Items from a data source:
++++++++++++++++++++

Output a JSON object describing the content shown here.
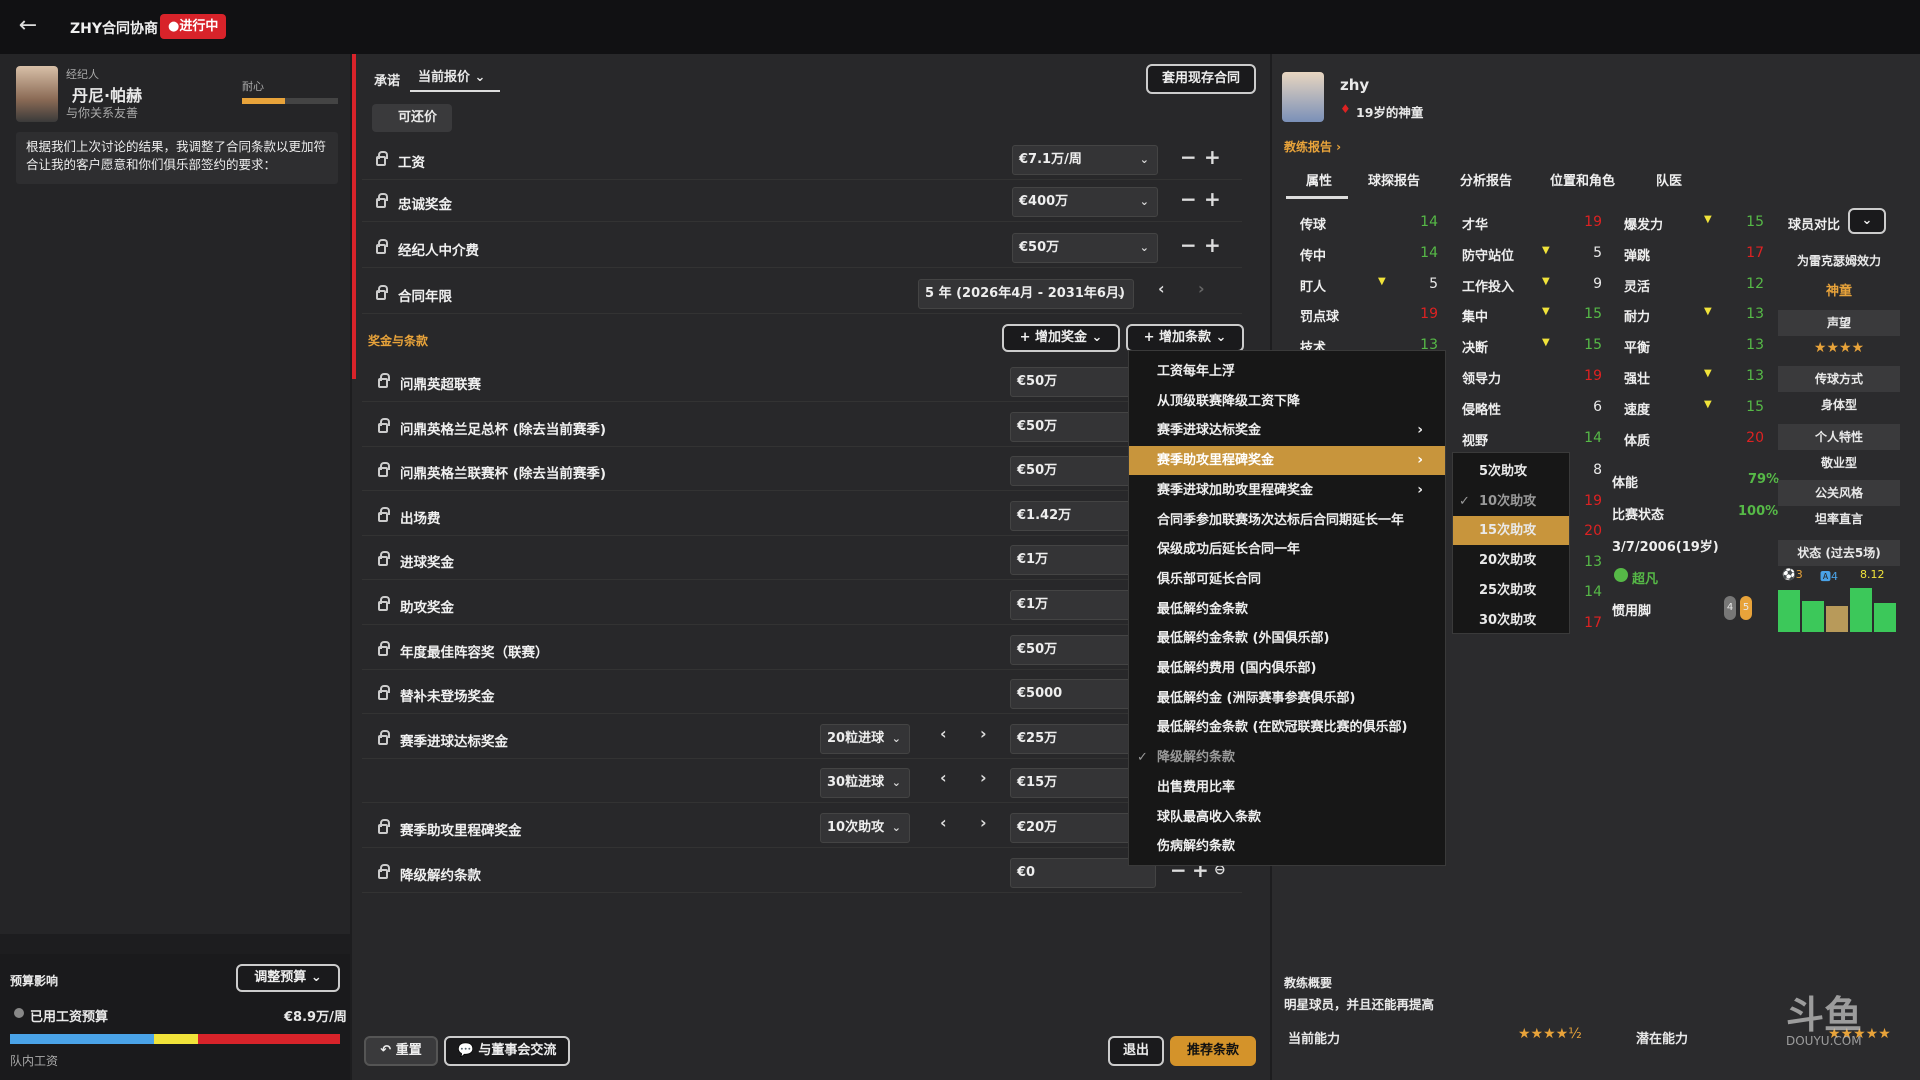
{
  "header": {
    "title": "ZHY合同协商",
    "status": "●进行中"
  },
  "agent": {
    "role": "经纪人",
    "name": "丹尼·帕赫",
    "relation": "与你关系友善",
    "mood_label": "耐心",
    "mood_level": 0.45,
    "message": "根据我们上次讨论的结果，我调整了合同条款以更加符合让我的客户愿意和你们俱乐部签约的要求："
  },
  "budget": {
    "title": "预算影响",
    "adjust": "调整预算",
    "used_label": "已用工资预算",
    "used_value": "€8.9万/周",
    "team_label": "队内工资",
    "colors": [
      "#4aa3e8",
      "#f1e33a",
      "#d8232a"
    ]
  },
  "toolbar": {
    "promise": "承诺",
    "offer": "当前报价",
    "apply": "套用现存合同",
    "negotiable": "可还价",
    "add_bonus": "增加奖金",
    "add_clause": "增加条款",
    "reset": "重置",
    "board": "与董事会交流",
    "exit": "退出",
    "recommend": "推荐条款",
    "bonus_section": "奖金与条款"
  },
  "contract": [
    {
      "label": "工资",
      "value": "€7.1万/周"
    },
    {
      "label": "忠诚奖金",
      "value": "€400万"
    },
    {
      "label": "经纪人中介费",
      "value": "€50万"
    },
    {
      "label": "合同年限",
      "value": "5 年 (2026年4月 - 2031年6月)"
    }
  ],
  "bonuses": [
    {
      "label": "问鼎英超联赛",
      "value": "€50万"
    },
    {
      "label": "问鼎英格兰足总杯 (除去当前赛季)",
      "value": "€50万"
    },
    {
      "label": "问鼎英格兰联赛杯 (除去当前赛季)",
      "value": "€50万"
    },
    {
      "label": "出场费",
      "value": "€1.42万"
    },
    {
      "label": "进球奖金",
      "value": "€1万"
    },
    {
      "label": "助攻奖金",
      "value": "€1万"
    },
    {
      "label": "年度最佳阵容奖（联赛）",
      "value": "€50万"
    },
    {
      "label": "替补未登场奖金",
      "value": "€5000"
    },
    {
      "label": "赛季进球达标奖金",
      "sel": "20粒进球",
      "value": "€25万"
    },
    {
      "label": "",
      "sel": "30粒进球",
      "value": "€15万"
    },
    {
      "label": "赛季助攻里程碑奖金",
      "sel": "10次助攻",
      "value": "€20万"
    },
    {
      "label": "降级解约条款",
      "value": "€0"
    }
  ],
  "menu": [
    "工资每年上浮",
    "从顶级联赛降级工资下降",
    "赛季进球达标奖金",
    "赛季助攻里程碑奖金",
    "赛季进球加助攻里程碑奖金",
    "合同季参加联赛场次达标后合同期延长一年",
    "保级成功后延长合同一年",
    "俱乐部可延长合同",
    "最低解约金条款",
    "最低解约金条款 (外国俱乐部)",
    "最低解约费用 (国内俱乐部)",
    "最低解约金 (洲际赛事参赛俱乐部)",
    "最低解约金条款 (在欧冠联赛比赛的俱乐部)",
    "降级解约条款",
    "出售费用比率",
    "球队最高收入条款",
    "伤病解约条款"
  ],
  "submenu": [
    "5次助攻",
    "10次助攻",
    "15次助攻",
    "20次助攻",
    "25次助攻",
    "30次助攻"
  ],
  "player": {
    "name": "zhy",
    "desc": "19岁的神童",
    "coach_report": "教练报告 ›",
    "tabs": [
      "属性",
      "球探报告",
      "分析报告",
      "位置和角色",
      "队医"
    ],
    "col1": [
      [
        "传球",
        "14"
      ],
      [
        "传中",
        "14"
      ],
      [
        "盯人",
        "5"
      ],
      [
        "罚点球",
        "19"
      ],
      [
        "技术",
        "13"
      ]
    ],
    "col2": [
      [
        "才华",
        "19"
      ],
      [
        "防守站位",
        "5"
      ],
      [
        "工作投入",
        "9"
      ],
      [
        "集中",
        "15"
      ],
      [
        "决断",
        "15"
      ],
      [
        "领导力",
        "19"
      ],
      [
        "侵略性",
        "6"
      ],
      [
        "视野",
        "14"
      ]
    ],
    "col2b": [
      "8",
      "19",
      "20",
      "13",
      "14",
      "17"
    ],
    "col3": [
      [
        "爆发力",
        "15"
      ],
      [
        "弹跳",
        "17"
      ],
      [
        "灵活",
        "12"
      ],
      [
        "耐力",
        "13"
      ],
      [
        "平衡",
        "13"
      ],
      [
        "强壮",
        "13"
      ],
      [
        "速度",
        "15"
      ],
      [
        "体质",
        "20"
      ]
    ],
    "stamina_label": "体能",
    "stamina": "79%",
    "form_label": "比赛状态",
    "form": "100%",
    "dob": "3/7/2006(19岁)",
    "ability": "超凡",
    "foot_label": "惯用脚",
    "foot_l": "4",
    "foot_r": "5",
    "compare": "球员对比",
    "effort": "为雷克瑟姆效力",
    "effort_v": "神童",
    "rep": "声望",
    "rep_stars": "★★★★",
    "style": "传球方式",
    "style_v": "身体型",
    "trait": "个人特性",
    "trait_v": "敬业型",
    "media": "公关风格",
    "media_v": "坦率直言",
    "recent": "状态 (过去5场)",
    "r_goals": "⚽3",
    "r_assists": "🅰4",
    "r_rating": "8.12",
    "bars": [
      0.8,
      0.6,
      0.5,
      0.85,
      0.55
    ],
    "summary_title": "教练概要",
    "summary": "明星球员，并且还能再提高",
    "cur": "当前能力",
    "cur_stars": "★★★★½",
    "pot": "潜在能力",
    "pot_stars": "★★★★★"
  },
  "watermark": "斗鱼",
  "watermark2": "DOUYU.COM"
}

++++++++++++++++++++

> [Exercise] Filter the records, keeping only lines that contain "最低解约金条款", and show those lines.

> [Answer area]
    "最低解约金条款",
    "最低解约金条款 (外国俱乐部)",
    "最低解约金条款 (在欧冠联赛比赛的俱乐部)",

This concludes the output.